Go The Distance
Use boxing conditioning to build endurance and a champion's body
Think about your toughest workouts-times when you lifted so heavy your head ached, or you ran so long your lungs burned. Now imagine doing both those things simultaneously, for 12 three-minute rounds, while being punched in the face. That's what a boxing match is like-a constant output of power and stamina that tests a fighter's psychological resolve as well as his physical limits.

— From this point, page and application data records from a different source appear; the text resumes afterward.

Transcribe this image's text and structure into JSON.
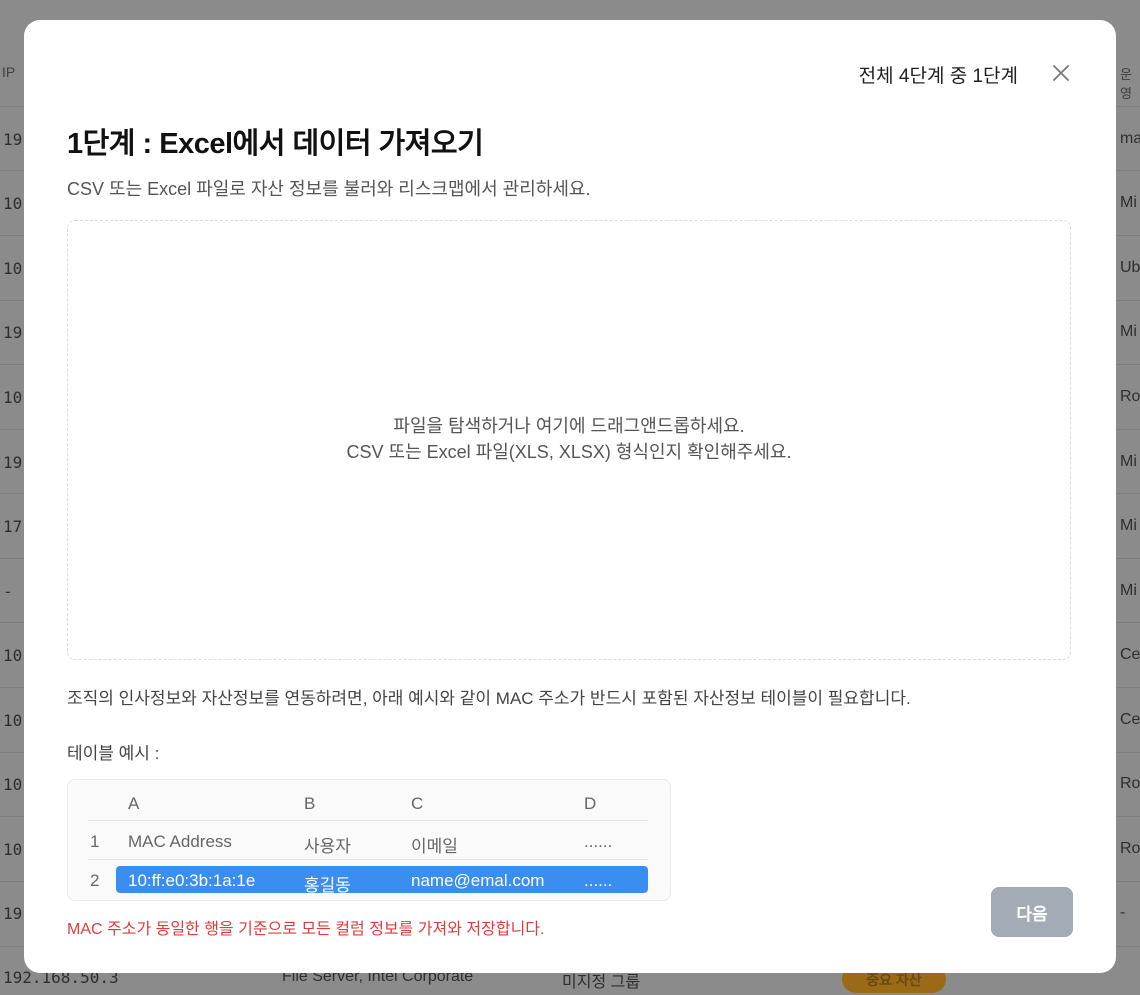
{
  "background": {
    "header_ip": "IP",
    "header_right": "운영",
    "left_cells": [
      "19",
      "10",
      "10",
      "19",
      "10",
      "19",
      "17",
      "-",
      "10",
      "10",
      "10",
      "10",
      "19"
    ],
    "right_cells": [
      "ma",
      "Mi",
      "Ub",
      "Mi",
      "Ro",
      "Mi",
      "Mi",
      "Mi",
      "Ce",
      "Ce",
      "Ro",
      "Ro",
      "-"
    ],
    "bottom_row": {
      "ip": "192.168.50.3",
      "name": "File Server, Intel Corporate",
      "group": "미지정 그룹",
      "badge": "중요 자산"
    }
  },
  "modal": {
    "step_indicator": "전체 4단계 중 1단계",
    "title": "1단계 : Excel에서 데이터 가져오기",
    "subtitle": "CSV 또는 Excel 파일로 자산 정보를 불러와 리스크맵에서 관리하세요.",
    "dropzone": {
      "line1": "파일을 탐색하거나 여기에 드래그앤드롭하세요.",
      "line2": "CSV 또는 Excel 파일(XLS, XLSX) 형식인지 확인해주세요."
    },
    "info_text": "조직의 인사정보와 자산정보를 연동하려면, 아래 예시와 같이 MAC 주소가 반드시 포함된 자산정보 테이블이 필요합니다.",
    "example_label": "테이블 예시 :",
    "example_table": {
      "columns": [
        "A",
        "B",
        "C",
        "D"
      ],
      "rows": [
        {
          "num": "1",
          "cells": [
            "MAC Address",
            "사용자",
            "이메일",
            "......"
          ]
        },
        {
          "num": "2",
          "cells": [
            "10:ff:e0:3b:1a:1e",
            "홍길동",
            "name@emal.com",
            "......"
          ]
        }
      ]
    },
    "warning_text": "MAC 주소가 동일한 행을 기준으로 모든 컬럼 정보를 가져와 저장합니다.",
    "next_button": "다음",
    "colors": {
      "highlight": "#3a8ef0",
      "warning": "#e03b3b",
      "button_disabled": "#a3abb7"
    }
  }
}
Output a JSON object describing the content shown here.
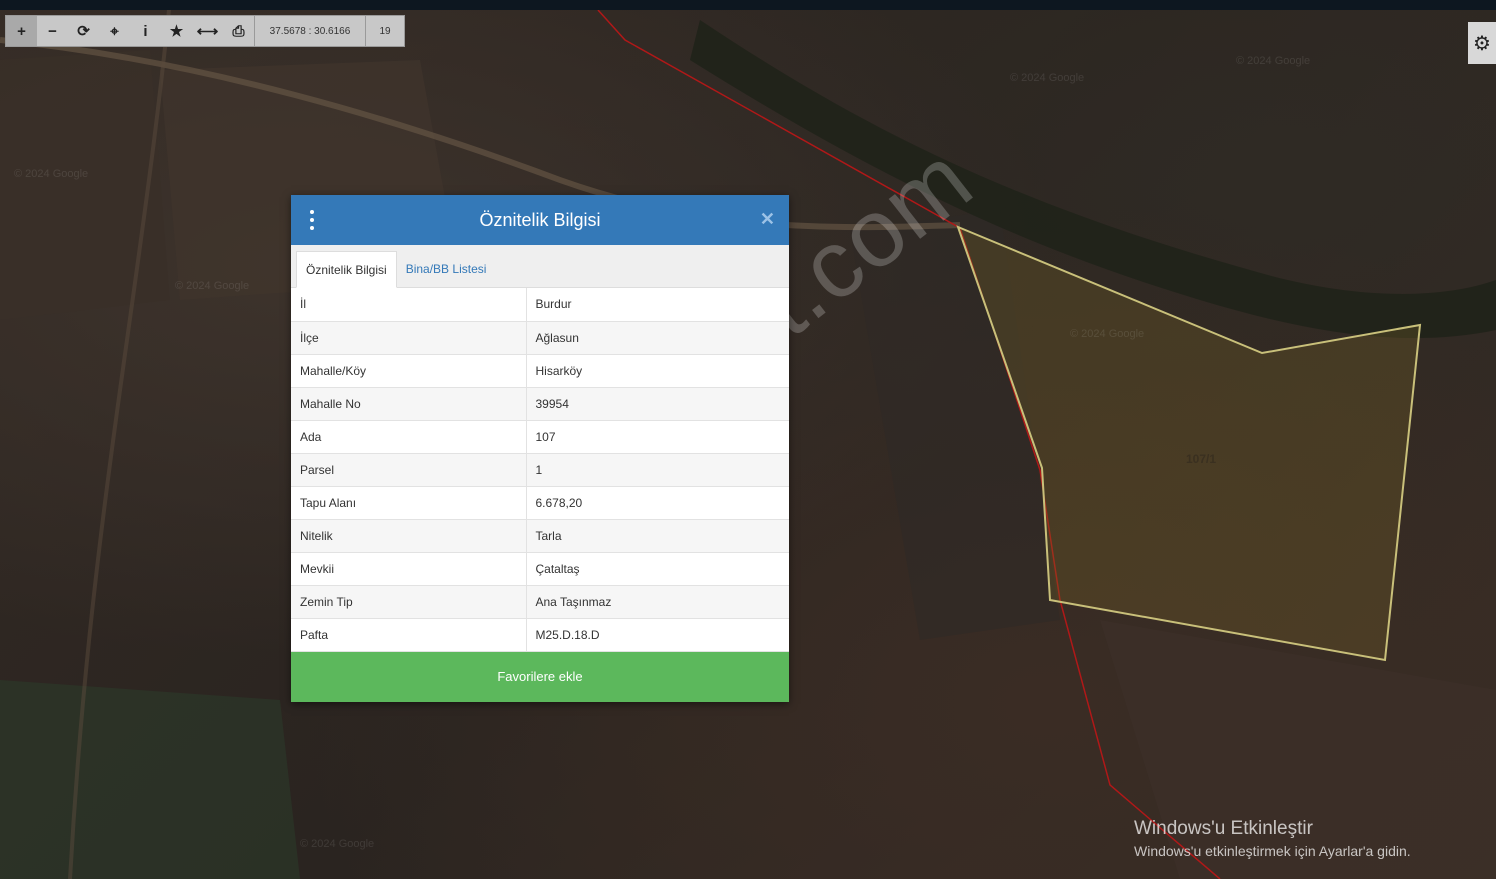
{
  "toolbar": {
    "coordinates": "37.5678 : 30.6166",
    "zoom_level": "19",
    "buttons": [
      {
        "icon": "plus-icon",
        "glyph": "+"
      },
      {
        "icon": "minus-icon",
        "glyph": "−"
      },
      {
        "icon": "refresh-icon",
        "glyph": "⟳"
      },
      {
        "icon": "locate-icon",
        "glyph": "⌖"
      },
      {
        "icon": "info-icon",
        "glyph": "i"
      },
      {
        "icon": "star-icon",
        "glyph": "★"
      },
      {
        "icon": "measure-icon",
        "glyph": "⟷"
      },
      {
        "icon": "print-icon",
        "glyph": "⎙"
      }
    ]
  },
  "settings_icon": "gear-icon",
  "map": {
    "watermark": "emlakjet.com",
    "parcel_label": "107/1",
    "google_marks": [
      "© 2024 Google",
      "© 2024 Google",
      "© 2024 Google",
      "© 2024 Google",
      "© 2024 Google",
      "© 2024 Google"
    ]
  },
  "popup": {
    "title": "Öznitelik Bilgisi",
    "tabs": [
      "Öznitelik Bilgisi",
      "Bina/BB Listesi"
    ],
    "rows": [
      {
        "key": "İl",
        "value": "Burdur"
      },
      {
        "key": "İlçe",
        "value": "Ağlasun"
      },
      {
        "key": "Mahalle/Köy",
        "value": "Hisarköy"
      },
      {
        "key": "Mahalle No",
        "value": "39954"
      },
      {
        "key": "Ada",
        "value": "107"
      },
      {
        "key": "Parsel",
        "value": "1"
      },
      {
        "key": "Tapu Alanı",
        "value": "6.678,20"
      },
      {
        "key": "Nitelik",
        "value": "Tarla"
      },
      {
        "key": "Mevkii",
        "value": "Çataltaş"
      },
      {
        "key": "Zemin Tip",
        "value": "Ana Taşınmaz"
      },
      {
        "key": "Pafta",
        "value": "M25.D.18.D"
      }
    ],
    "favorite_button": "Favorilere ekle"
  },
  "activation": {
    "title": "Windows'u Etkinleştir",
    "subtitle": "Windows'u etkinleştirmek için Ayarlar'a gidin."
  }
}
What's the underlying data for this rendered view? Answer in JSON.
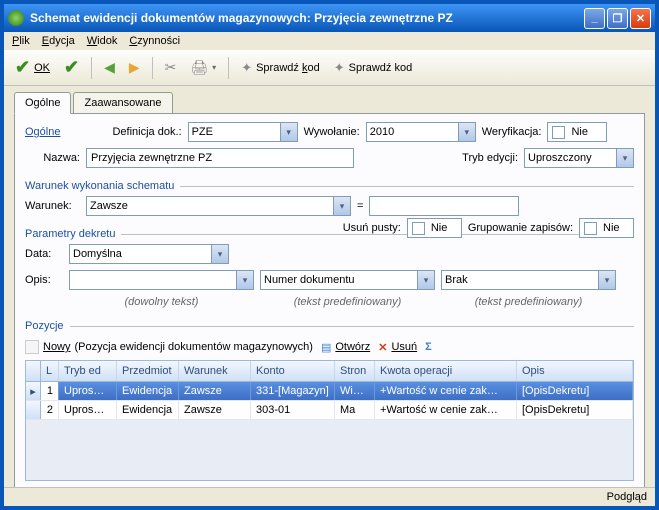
{
  "window": {
    "title": "Schemat ewidencji dokumentów magazynowych: Przyjęcia zewnętrzne PZ"
  },
  "menu": {
    "plik": "Plik",
    "edycja": "Edycja",
    "widok": "Widok",
    "czynnosci": "Czynności"
  },
  "toolbar": {
    "ok": "OK",
    "sprawdz1": "Sprawdź kod",
    "sprawdz2": "Sprawdź kod"
  },
  "tabs": {
    "ogolne": "Ogólne",
    "zaawansowane": "Zaawansowane"
  },
  "form": {
    "ogolne_link": "Ogólne",
    "definicja_lbl": "Definicja dok.:",
    "definicja_val": "PZE",
    "wywolanie_lbl": "Wywołanie:",
    "wywolanie_val": "2010",
    "weryfikacja_lbl": "Weryfikacja:",
    "weryfikacja_val": "Nie",
    "nazwa_lbl": "Nazwa:",
    "nazwa_val": "Przyjęcia zewnętrzne PZ",
    "trybed_lbl": "Tryb edycji:",
    "trybed_val": "Uproszczony"
  },
  "warunek_section": {
    "header": "Warunek wykonania schematu",
    "warunek_lbl": "Warunek:",
    "warunek_val": "Zawsze",
    "eq": "=",
    "rhs": ""
  },
  "param_section": {
    "header": "Parametry dekretu",
    "usun_lbl": "Usuń pusty:",
    "usun_val": "Nie",
    "grup_lbl": "Grupowanie zapisów:",
    "grup_val": "Nie",
    "data_lbl": "Data:",
    "data_val": "Domyślna",
    "opis_lbl": "Opis:",
    "opis_free": "",
    "opis_predef": "Numer dokumentu",
    "opis_brak": "Brak",
    "hint_free": "(dowolny tekst)",
    "hint_predef": "(tekst predefiniowany)"
  },
  "pozycje_section": {
    "header": "Pozycje",
    "nowy": "Nowy",
    "nowy_suffix": "(Pozycja ewidencji dokumentów magazynowych)",
    "otworz": "Otwórz",
    "usun": "Usuń"
  },
  "grid": {
    "cols": {
      "l": "L",
      "tryb": "Tryb ed",
      "przed": "Przedmiot",
      "war": "Warunek",
      "konto": "Konto",
      "stron": "Stron",
      "kwota": "Kwota operacji",
      "opis": "Opis"
    },
    "rows": [
      {
        "l": "1",
        "tryb": "Upros…",
        "przed": "Ewidencja",
        "war": "Zawsze",
        "konto": "331-[Magazyn]",
        "stron": "Wini…",
        "kwota": "+Wartość w cenie zak…",
        "opis": "[OpisDekretu]"
      },
      {
        "l": "2",
        "tryb": "Upros…",
        "przed": "Ewidencja",
        "war": "Zawsze",
        "konto": "303-01",
        "stron": "Ma",
        "kwota": "+Wartość w cenie zak…",
        "opis": "[OpisDekretu]"
      }
    ]
  },
  "status": {
    "podglad": "Podgląd"
  }
}
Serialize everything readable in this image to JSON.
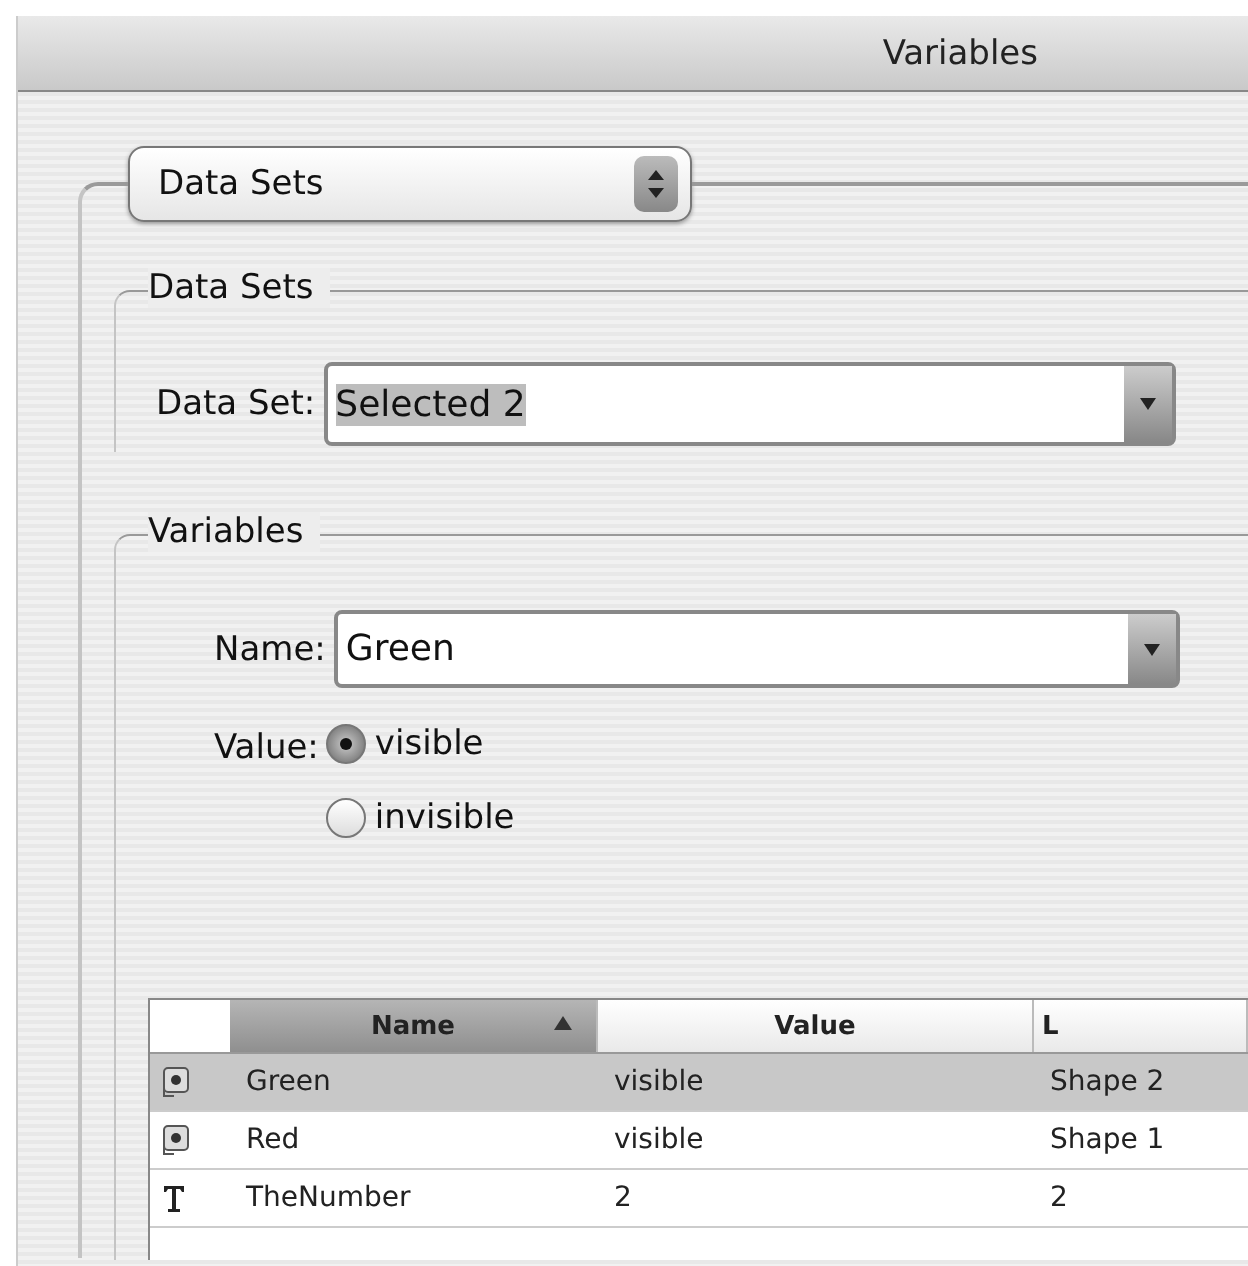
{
  "window": {
    "title": "Variables"
  },
  "mode_popup": {
    "value": "Data Sets"
  },
  "data_sets_group": {
    "title": "Data Sets",
    "data_set": {
      "label": "Data Set:",
      "value": "Selected 2"
    }
  },
  "variables_group": {
    "title": "Variables",
    "name": {
      "label": "Name:",
      "value": "Green"
    },
    "value": {
      "label": "Value:",
      "options": [
        {
          "label": "visible",
          "selected": true
        },
        {
          "label": "invisible",
          "selected": false
        }
      ]
    }
  },
  "table": {
    "columns": [
      {
        "label": "Name",
        "sorted": true
      },
      {
        "label": "Value",
        "sorted": false
      },
      {
        "label": "L",
        "sorted": false
      }
    ],
    "rows": [
      {
        "kind": "visibility",
        "cells": [
          "Green",
          "visible",
          "Shape 2"
        ],
        "selected": true
      },
      {
        "kind": "visibility",
        "cells": [
          "Red",
          "visible",
          "Shape 1"
        ],
        "selected": false
      },
      {
        "kind": "text",
        "cells": [
          "TheNumber",
          "2",
          "2"
        ],
        "selected": false
      }
    ]
  }
}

This month, it's our goal to give you a taste of this kind of training (without making you taste leather in the process). We've put together an all-out endurance program based on the routines real fighters perform when readying themselves for the ring. But be warned: These workouts hit back. The pace you'll be working at will place a great demand on your cardiovascular system. Just as fighters must learn to dig deep and continue the battle when they're tired and hurt, adapting to these exhaustive workouts will prepare you for tougher weight workouts, cardio sessions, or any other physical activity you're into. Not only will you sculpt a knockout body-lean and tautly muscled-you'll gain the mental fortitude to gut through bouts of anything life can throw at you.
ANSWER THE BELL
Since not everyone has a legendary Gleason's or Kronk Gym in their neighborhood, we made sure the workouts don't require any specific boxing equipment, such as a heavy bag or focus mitts (although you will need a jump rope). Most of the time, you'll use your own body weight, performing familiar exercises like pullups, pushups, and jumping jacks-all full-body movements and great calorie burners. You'll also use a medicine ball, a longtime favorite of boxers for its ability to improve punching power and core strength.
The most important aspect of each workout is explosivity. You must move fast-popping up into the air, chucking the ball onto the floor, or throwing punches with bad intentions. More challenging still will be maintaining this intensity over the course of a circuit-one set of each exercise done back-to-back with no rest. Most athletes, such as football or baseball players, train to be explosive for only short periods, such as charging to make a tackle or running to first base. In fact, maintaining power for longer than a few seconds, and generating it repeatedly with little rest in between, is almost unheard of outside of boxing. That's where exercises like the burpee (the full-body power move seen in Workouts A and C) become so effective. You'll drop from a standing position into a crouch, then shoot your legs behind you and go into pushup position. Immediately reverse the motion, tucking your legs under your chest and then exploding upward into a jump. An old-time drill used by combat athletes and soldiers, the burpee is intended to tire you out, forcing you to work harder at the other exercises when you're already in a fatigued state.
While the first few sessions might leave you on the floor to be counted out, persistence will eventually reward you with superior conditioning. Soon you'll be able to maintain a high output of exercise for prolonged periods, and you'll find you can recover quicker between weight-training sets and cardio intervals.